Media-on-media crime. Really?
In the wake of Saturday’s heated match-up between the Bruins and Canucks, we’ve had Vancouver players say things about Boston players (and vice versa), coaches call out the other coaches and management go after opposing management.
All of that I am ok with.
The players are the ones laying it on the line, so they are allowed to make their feelings known about the opposition. They are expected to. And I get why coaches and management sometimes get into it. Their rhetoric is used to protect the interest of their players and take the side of their team. What else would you expect them to do?
But when media verbally attack a player or other members of the media? When they get personal with the attacks? C’mon now. Last I checked, we didn’t play the game and we shouldn’t have anything personally invested in the game.
The latest Vancouver-Boston media dust up occurred Tuesday night when Vancouver Province columnist Tony Gallagher went on a Bruins show for Comcast. Gallagher was giving his opinion as to why Dale Weise didn’t have to fight Shawn Thornton in the first period of Saturday’s game.
Little did Gallagher know, but Comcast had Thornton in studio. When Gallagher finished his thought, the ambush was on.
Guerrilla journalism at its worst!
Hey I’m all for Thornton responding to Gallagher’s comments. After all, he was one of the players in question. And if you watch the video, Gallagher seemed ready to have a reasonable conversation about things. The host of the show though? Not so much.
He was in attack mode too, finishing off the interview by calling the Canucks a bunch of weasels and telling Gallagher to enjoy the Presidents’ Trophy banner or something to that effect. Uhm, ok. Pretty sure Gallagher doesn’t work for the Canucks and if you check his background he’s been as critical of the Canucks as anyone over the years. The host comes off as a parrot on the shoulder of Thornton, mimicking the Bruins tough guy.
Now I’m all for opinion and reasonable arguments; columnists are paid to provide just that. But name calling? That’s a little juvenile for my liking. Could you imagine Sportsnet’s Jeff Marek calling Thornton a “thug” or something like that in a Canucks pre-game show? Me neither.
Let’s leave the name calling to those who are paid (or not paid) to do it. Bloggers are a perfect example. And I don’t mean that in a derogatory way. Few do it better than the Pass it to Bulis guys or the Stanchion. Heck, the Kurtenbloggers even parlayed their talents into a job with NBC. But their name calling isn’t with venom, it’s with tongue firmly planted in cheek. They have a keen eye for the game and are able to blend opinion with humour. They are supposed to slant their views as a fan might. And they also aren’t shy to pick on a Canuck or two. I just don’t get when a well-known writer from the Boston Globe, a respected writer at that, resorts to name calling. He should be above that.

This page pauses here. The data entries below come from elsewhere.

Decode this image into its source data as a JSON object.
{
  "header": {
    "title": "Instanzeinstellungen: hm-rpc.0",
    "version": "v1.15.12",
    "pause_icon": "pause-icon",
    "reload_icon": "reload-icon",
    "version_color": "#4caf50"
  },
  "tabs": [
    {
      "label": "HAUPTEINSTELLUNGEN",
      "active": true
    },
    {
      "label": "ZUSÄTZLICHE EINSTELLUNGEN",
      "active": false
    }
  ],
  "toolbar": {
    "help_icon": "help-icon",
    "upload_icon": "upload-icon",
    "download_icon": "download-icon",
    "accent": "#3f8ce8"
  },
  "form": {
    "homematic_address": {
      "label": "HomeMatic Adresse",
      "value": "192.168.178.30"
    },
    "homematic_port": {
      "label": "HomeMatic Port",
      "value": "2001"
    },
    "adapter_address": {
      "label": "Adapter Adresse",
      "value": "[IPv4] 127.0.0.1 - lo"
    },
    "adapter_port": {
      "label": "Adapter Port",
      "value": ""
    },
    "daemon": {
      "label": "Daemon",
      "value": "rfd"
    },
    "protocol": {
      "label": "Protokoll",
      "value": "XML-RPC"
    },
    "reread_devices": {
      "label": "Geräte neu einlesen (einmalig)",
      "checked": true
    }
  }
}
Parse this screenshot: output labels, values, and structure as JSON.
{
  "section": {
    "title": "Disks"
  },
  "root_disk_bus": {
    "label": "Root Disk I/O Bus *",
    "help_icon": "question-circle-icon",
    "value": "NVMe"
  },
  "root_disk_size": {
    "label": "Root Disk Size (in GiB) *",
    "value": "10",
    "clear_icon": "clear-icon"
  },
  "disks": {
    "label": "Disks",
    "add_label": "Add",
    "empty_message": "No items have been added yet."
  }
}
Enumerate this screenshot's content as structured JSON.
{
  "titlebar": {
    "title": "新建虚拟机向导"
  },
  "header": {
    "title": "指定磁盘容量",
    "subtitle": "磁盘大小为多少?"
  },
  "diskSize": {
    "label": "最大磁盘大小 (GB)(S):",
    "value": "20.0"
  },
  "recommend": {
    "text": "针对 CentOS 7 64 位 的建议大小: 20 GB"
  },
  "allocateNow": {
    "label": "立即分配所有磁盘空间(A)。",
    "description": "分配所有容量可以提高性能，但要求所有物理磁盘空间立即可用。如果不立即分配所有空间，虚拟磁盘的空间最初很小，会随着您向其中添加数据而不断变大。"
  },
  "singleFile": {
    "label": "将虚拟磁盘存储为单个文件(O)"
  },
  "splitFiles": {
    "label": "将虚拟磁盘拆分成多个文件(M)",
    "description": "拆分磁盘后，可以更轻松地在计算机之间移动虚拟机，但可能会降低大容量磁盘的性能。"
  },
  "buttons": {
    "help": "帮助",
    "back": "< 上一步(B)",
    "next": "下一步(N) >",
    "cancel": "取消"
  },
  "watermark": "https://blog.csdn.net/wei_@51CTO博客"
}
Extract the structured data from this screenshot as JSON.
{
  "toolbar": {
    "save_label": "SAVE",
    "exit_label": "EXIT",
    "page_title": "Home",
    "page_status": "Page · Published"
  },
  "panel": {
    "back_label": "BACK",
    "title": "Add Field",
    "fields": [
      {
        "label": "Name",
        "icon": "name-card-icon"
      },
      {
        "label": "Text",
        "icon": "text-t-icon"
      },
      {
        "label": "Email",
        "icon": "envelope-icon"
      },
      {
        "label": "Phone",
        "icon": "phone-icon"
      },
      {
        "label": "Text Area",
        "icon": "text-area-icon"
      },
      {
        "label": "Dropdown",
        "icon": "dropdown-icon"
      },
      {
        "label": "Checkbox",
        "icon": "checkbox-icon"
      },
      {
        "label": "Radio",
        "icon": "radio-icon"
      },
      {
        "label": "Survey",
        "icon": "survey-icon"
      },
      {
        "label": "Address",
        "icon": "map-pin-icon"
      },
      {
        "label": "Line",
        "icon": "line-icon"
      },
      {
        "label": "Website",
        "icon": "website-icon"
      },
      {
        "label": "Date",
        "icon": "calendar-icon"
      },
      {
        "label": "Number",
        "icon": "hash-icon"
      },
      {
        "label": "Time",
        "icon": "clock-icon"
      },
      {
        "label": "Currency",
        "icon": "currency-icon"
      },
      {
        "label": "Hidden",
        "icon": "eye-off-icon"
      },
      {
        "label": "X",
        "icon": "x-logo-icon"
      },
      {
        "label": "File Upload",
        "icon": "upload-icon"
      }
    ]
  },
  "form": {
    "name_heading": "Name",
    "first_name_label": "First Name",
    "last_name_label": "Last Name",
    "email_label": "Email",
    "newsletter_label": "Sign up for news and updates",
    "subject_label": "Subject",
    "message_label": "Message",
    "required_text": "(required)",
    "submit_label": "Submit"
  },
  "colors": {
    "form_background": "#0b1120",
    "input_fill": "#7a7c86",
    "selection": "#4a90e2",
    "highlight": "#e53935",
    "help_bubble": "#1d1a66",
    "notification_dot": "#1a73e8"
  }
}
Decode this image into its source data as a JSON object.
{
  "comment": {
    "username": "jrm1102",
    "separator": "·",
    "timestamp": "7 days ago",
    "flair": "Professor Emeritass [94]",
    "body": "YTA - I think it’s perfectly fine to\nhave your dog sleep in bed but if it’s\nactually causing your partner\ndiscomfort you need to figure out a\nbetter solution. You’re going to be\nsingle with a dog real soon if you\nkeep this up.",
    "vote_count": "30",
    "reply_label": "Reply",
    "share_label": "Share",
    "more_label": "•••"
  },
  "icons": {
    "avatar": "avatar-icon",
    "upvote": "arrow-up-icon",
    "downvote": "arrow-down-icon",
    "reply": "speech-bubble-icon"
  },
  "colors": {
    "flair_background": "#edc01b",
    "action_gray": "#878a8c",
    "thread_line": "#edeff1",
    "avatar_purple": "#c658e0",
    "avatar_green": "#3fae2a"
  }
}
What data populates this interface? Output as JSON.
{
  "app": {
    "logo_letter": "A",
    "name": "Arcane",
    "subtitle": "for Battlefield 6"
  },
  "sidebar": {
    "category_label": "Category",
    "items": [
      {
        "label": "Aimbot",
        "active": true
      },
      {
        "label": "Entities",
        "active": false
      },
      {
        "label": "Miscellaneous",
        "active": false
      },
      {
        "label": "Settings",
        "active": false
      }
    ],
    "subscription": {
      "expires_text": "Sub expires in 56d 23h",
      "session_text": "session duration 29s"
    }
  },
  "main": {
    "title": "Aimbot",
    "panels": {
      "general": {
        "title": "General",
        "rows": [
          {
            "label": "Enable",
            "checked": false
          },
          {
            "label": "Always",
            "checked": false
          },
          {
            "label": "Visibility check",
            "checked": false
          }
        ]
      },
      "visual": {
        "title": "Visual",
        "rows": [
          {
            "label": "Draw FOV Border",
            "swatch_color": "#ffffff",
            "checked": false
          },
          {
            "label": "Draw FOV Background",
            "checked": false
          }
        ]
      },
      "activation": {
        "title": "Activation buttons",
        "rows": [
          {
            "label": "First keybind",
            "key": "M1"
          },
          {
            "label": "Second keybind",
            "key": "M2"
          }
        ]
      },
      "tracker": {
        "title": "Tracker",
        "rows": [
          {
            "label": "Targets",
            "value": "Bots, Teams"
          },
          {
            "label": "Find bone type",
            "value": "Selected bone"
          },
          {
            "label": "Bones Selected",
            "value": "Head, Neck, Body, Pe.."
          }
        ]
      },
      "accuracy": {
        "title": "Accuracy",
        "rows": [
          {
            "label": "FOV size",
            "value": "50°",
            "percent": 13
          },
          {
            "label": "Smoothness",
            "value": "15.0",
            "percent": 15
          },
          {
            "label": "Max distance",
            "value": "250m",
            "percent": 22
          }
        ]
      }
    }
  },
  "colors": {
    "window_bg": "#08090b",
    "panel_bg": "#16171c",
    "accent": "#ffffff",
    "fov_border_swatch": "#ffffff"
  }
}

I hate to break it to us in the media: We’re not a part of the game.
The funny thing about it all, is that the players would much rather have a beer with a player from the opposing team than the member of the media who is so rigorously defending them. Probably 95 per cent of the players couldn’t pick us media types out of a crowd of one.
It’s not like we get Stanley Cup rings if the team we cover wins it all. Oh, wait …